◆ **EXERCISE REQUIREMENTS**:
Reproduce every record exactly as given.

***

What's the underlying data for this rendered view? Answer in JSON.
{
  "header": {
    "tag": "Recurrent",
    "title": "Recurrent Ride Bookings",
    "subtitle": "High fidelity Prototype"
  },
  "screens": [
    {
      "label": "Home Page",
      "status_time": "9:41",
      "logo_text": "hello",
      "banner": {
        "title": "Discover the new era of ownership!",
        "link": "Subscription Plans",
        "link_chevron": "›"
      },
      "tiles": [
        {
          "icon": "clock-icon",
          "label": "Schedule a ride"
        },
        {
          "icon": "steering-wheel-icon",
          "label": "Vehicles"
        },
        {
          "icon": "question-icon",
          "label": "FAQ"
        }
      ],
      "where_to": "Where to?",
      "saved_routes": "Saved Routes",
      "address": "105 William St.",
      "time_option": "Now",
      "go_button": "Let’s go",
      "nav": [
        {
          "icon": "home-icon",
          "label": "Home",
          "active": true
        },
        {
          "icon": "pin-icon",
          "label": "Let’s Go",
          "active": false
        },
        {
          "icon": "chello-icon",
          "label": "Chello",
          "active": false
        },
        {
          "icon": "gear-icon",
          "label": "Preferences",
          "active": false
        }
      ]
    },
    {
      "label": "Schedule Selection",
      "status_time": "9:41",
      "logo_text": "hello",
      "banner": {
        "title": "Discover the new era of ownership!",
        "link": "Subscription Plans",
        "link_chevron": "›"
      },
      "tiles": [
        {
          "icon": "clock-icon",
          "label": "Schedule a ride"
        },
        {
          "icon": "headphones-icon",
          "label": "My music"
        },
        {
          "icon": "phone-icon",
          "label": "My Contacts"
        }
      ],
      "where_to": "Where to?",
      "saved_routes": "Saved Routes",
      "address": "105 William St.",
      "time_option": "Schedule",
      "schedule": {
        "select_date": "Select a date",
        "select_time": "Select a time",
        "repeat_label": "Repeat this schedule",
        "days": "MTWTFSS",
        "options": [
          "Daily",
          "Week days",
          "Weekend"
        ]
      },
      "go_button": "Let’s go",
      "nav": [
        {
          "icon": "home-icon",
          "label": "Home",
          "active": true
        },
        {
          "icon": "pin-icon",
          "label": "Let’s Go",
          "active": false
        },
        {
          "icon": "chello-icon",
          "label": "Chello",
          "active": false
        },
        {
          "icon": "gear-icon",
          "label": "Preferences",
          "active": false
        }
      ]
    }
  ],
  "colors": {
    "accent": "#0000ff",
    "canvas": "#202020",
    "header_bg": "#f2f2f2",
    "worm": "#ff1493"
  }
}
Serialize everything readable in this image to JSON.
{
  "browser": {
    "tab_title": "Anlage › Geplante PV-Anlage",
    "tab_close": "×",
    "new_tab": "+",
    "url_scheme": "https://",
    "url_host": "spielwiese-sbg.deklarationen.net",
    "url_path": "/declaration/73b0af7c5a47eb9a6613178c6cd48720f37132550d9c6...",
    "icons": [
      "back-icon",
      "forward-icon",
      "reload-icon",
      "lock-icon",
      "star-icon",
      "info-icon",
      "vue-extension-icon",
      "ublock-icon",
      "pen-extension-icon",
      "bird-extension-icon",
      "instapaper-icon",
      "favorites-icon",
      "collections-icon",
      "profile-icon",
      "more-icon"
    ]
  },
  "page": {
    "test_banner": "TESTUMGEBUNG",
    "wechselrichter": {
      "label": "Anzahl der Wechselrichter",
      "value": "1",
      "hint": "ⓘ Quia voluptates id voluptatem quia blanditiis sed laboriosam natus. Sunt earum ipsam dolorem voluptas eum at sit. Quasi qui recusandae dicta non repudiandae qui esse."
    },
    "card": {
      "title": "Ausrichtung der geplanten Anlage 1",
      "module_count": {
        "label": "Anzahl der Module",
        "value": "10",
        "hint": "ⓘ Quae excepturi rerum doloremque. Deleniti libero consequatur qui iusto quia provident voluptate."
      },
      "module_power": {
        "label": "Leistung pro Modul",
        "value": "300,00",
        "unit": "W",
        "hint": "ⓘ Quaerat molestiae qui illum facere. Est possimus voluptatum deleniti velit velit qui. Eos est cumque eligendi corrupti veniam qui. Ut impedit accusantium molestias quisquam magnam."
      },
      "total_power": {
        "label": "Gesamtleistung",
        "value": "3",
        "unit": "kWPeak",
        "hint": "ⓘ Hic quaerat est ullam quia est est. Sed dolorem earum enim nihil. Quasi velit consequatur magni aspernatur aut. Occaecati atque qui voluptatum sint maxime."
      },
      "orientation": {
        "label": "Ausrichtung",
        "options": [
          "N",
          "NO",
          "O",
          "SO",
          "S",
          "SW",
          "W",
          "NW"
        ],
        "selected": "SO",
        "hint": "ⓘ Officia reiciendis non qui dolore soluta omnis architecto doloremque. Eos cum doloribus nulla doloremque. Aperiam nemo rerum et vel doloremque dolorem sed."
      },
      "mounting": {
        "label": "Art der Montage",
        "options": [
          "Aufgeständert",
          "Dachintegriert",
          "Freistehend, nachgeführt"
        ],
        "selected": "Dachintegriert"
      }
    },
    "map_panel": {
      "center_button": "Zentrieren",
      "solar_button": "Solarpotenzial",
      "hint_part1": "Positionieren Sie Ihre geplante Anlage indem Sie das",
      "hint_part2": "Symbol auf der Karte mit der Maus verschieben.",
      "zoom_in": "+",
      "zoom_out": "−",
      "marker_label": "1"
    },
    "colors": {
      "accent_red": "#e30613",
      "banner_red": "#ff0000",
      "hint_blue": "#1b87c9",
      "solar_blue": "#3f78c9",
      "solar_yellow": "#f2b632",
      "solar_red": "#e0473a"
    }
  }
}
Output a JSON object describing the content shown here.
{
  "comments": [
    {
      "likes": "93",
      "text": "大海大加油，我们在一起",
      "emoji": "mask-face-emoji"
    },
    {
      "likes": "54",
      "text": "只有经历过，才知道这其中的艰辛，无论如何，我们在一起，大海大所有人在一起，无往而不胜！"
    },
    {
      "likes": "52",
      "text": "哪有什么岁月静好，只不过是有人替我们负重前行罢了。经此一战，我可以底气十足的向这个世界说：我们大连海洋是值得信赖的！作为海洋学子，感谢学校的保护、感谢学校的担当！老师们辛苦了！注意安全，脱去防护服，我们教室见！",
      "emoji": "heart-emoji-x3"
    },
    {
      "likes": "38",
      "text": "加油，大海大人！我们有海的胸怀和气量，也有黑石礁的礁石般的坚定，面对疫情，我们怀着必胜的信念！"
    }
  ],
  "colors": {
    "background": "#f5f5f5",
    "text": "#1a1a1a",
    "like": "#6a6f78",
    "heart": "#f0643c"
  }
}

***

◆ **ANSWER SPACE**:
What's the underlying data for this rendered view? Answer in JSON.
{
  "header": {
    "tag": "Recurrent",
    "title": "Recurrent Ride Bookings",
    "subtitle": "High fidelity Prototype"
  },
  "screens": [
    {
      "label": "Home Page",
      "status_time": "9:41",
      "logo_text": "hello",
      "banner": {
        "title": "Discover the new era of ownership!",
        "link": "Subscription Plans",
        "link_chevron": "›"
      },
      "tiles": [
        {
          "icon": "clock-icon",
          "label": "Schedule a ride"
        },
        {
          "icon": "steering-wheel-icon",
          "label": "Vehicles"
        },
        {
          "icon": "question-icon",
          "label": "FAQ"
        }
      ],
      "where_to": "Where to?",
      "saved_routes": "Saved Routes",
      "address": "105 William St.",
      "time_option": "Now",
      "go_button": "Let’s go",
      "nav": [
        {
          "icon": "home-icon",
          "label": "Home",
          "active": true
        },
        {
          "icon": "pin-icon",
          "label": "Let’s Go",
          "active": false
        },
        {
          "icon": "chello-icon",
          "label": "Chello",
          "active": false
        },
        {
          "icon": "gear-icon",
          "label": "Preferences",
          "active": false
        }
      ]
    },
    {
      "label": "Schedule Selection",
      "status_time": "9:41",
      "logo_text": "hello",
      "banner": {
        "title": "Discover the new era of ownership!",
        "link": "Subscription Plans",
        "link_chevron": "›"
      },
      "tiles": [
        {
          "icon": "clock-icon",
          "label": "Schedule a ride"
        },
        {
          "icon": "headphones-icon",
          "label": "My music"
        },
        {
          "icon": "phone-icon",
          "label": "My Contacts"
        }
      ],
      "where_to": "Where to?",
      "saved_routes": "Saved Routes",
      "address": "105 William St.",
      "time_option": "Schedule",
      "schedule": {
        "select_date": "Select a date",
        "select_time": "Select a time",
        "repeat_label": "Repeat this schedule",
        "days": "MTWTFSS",
        "options": [
          "Daily",
          "Week days",
          "Weekend"
        ]
      },
      "go_button": "Let’s go",
      "nav": [
        {
          "icon": "home-icon",
          "label": "Home",
          "active": true
        },
        {
          "icon": "pin-icon",
          "label": "Let’s Go",
          "active": false
        },
        {
          "icon": "chello-icon",
          "label": "Chello",
          "active": false
        },
        {
          "icon": "gear-icon",
          "label": "Preferences",
          "active": false
        }
      ]
    }
  ],
  "colors": {
    "accent": "#0000ff",
    "canvas": "#202020",
    "header_bg": "#f2f2f2",
    "worm": "#ff1493"
  }
}
Serialize everything readable in this image to JSON.
{
  "browser": {
    "tab_title": "Anlage › Geplante PV-Anlage",
    "tab_close": "×",
    "new_tab": "+",
    "url_scheme": "https://",
    "url_host": "spielwiese-sbg.deklarationen.net",
    "url_path": "/declaration/73b0af7c5a47eb9a6613178c6cd48720f37132550d9c6...",
    "icons": [
      "back-icon",
      "forward-icon",
      "reload-icon",
      "lock-icon",
      "star-icon",
      "info-icon",
      "vue-extension-icon",
      "ublock-icon",
      "pen-extension-icon",
      "bird-extension-icon",
      "instapaper-icon",
      "favorites-icon",
      "collections-icon",
      "profile-icon",
      "more-icon"
    ]
  },
  "page": {
    "test_banner": "TESTUMGEBUNG",
    "wechselrichter": {
      "label": "Anzahl der Wechselrichter",
      "value": "1",
      "hint": "ⓘ Quia voluptates id voluptatem quia blanditiis sed laboriosam natus. Sunt earum ipsam dolorem voluptas eum at sit. Quasi qui recusandae dicta non repudiandae qui esse."
    },
    "card": {
      "title": "Ausrichtung der geplanten Anlage 1",
      "module_count": {
        "label": "Anzahl der Module",
        "value": "10",
        "hint": "ⓘ Quae excepturi rerum doloremque. Deleniti libero consequatur qui iusto quia provident voluptate."
      },
      "module_power": {
        "label": "Leistung pro Modul",
        "value": "300,00",
        "unit": "W",
        "hint": "ⓘ Quaerat molestiae qui illum facere. Est possimus voluptatum deleniti velit velit qui. Eos est cumque eligendi corrupti veniam qui. Ut impedit accusantium molestias quisquam magnam."
      },
      "total_power": {
        "label": "Gesamtleistung",
        "value": "3",
        "unit": "kWPeak",
        "hint": "ⓘ Hic quaerat est ullam quia est est. Sed dolorem earum enim nihil. Quasi velit consequatur magni aspernatur aut. Occaecati atque qui voluptatum sint maxime."
      },
      "orientation": {
        "label": "Ausrichtung",
        "options": [
          "N",
          "NO",
          "O",
          "SO",
          "S",
          "SW",
          "W",
          "NW"
        ],
        "selected": "SO",
        "hint": "ⓘ Officia reiciendis non qui dolore soluta omnis architecto doloremque. Eos cum doloribus nulla doloremque. Aperiam nemo rerum et vel doloremque dolorem sed."
      },
      "mounting": {
        "label": "Art der Montage",
        "options": [
          "Aufgeständert",
          "Dachintegriert",
          "Freistehend, nachgeführt"
        ],
        "selected": "Dachintegriert"
      }
    },
    "map_panel": {
      "center_button": "Zentrieren",
      "solar_button": "Solarpotenzial",
      "hint_part1": "Positionieren Sie Ihre geplante Anlage indem Sie das",
      "hint_part2": "Symbol auf der Karte mit der Maus verschieben.",
      "zoom_in": "+",
      "zoom_out": "−",
      "marker_label": "1"
    },
    "colors": {
      "accent_red": "#e30613",
      "banner_red": "#ff0000",
      "hint_blue": "#1b87c9",
      "solar_blue": "#3f78c9",
      "solar_yellow": "#f2b632",
      "solar_red": "#e0473a"
    }
  }
}
Output a JSON object describing the content shown here.
{
  "comments": [
    {
      "likes": "93",
      "text": "大海大加油，我们在一起",
      "emoji": "mask-face-emoji"
    },
    {
      "likes": "54",
      "text": "只有经历过，才知道这其中的艰辛，无论如何，我们在一起，大海大所有人在一起，无往而不胜！"
    },
    {
      "likes": "52",
      "text": "哪有什么岁月静好，只不过是有人替我们负重前行罢了。经此一战，我可以底气十足的向这个世界说：我们大连海洋是值得信赖的！作为海洋学子，感谢学校的保护、感谢学校的担当！老师们辛苦了！注意安全，脱去防护服，我们教室见！",
      "emoji": "heart-emoji-x3"
    },
    {
      "likes": "38",
      "text": "加油，大海大人！我们有海的胸怀和气量，也有黑石礁的礁石般的坚定，面对疫情，我们怀着必胜的信念！"
    }
  ],
  "colors": {
    "background": "#f5f5f5",
    "text": "#1a1a1a",
    "like": "#6a6f78",
    "heart": "#f0643c"
  }
}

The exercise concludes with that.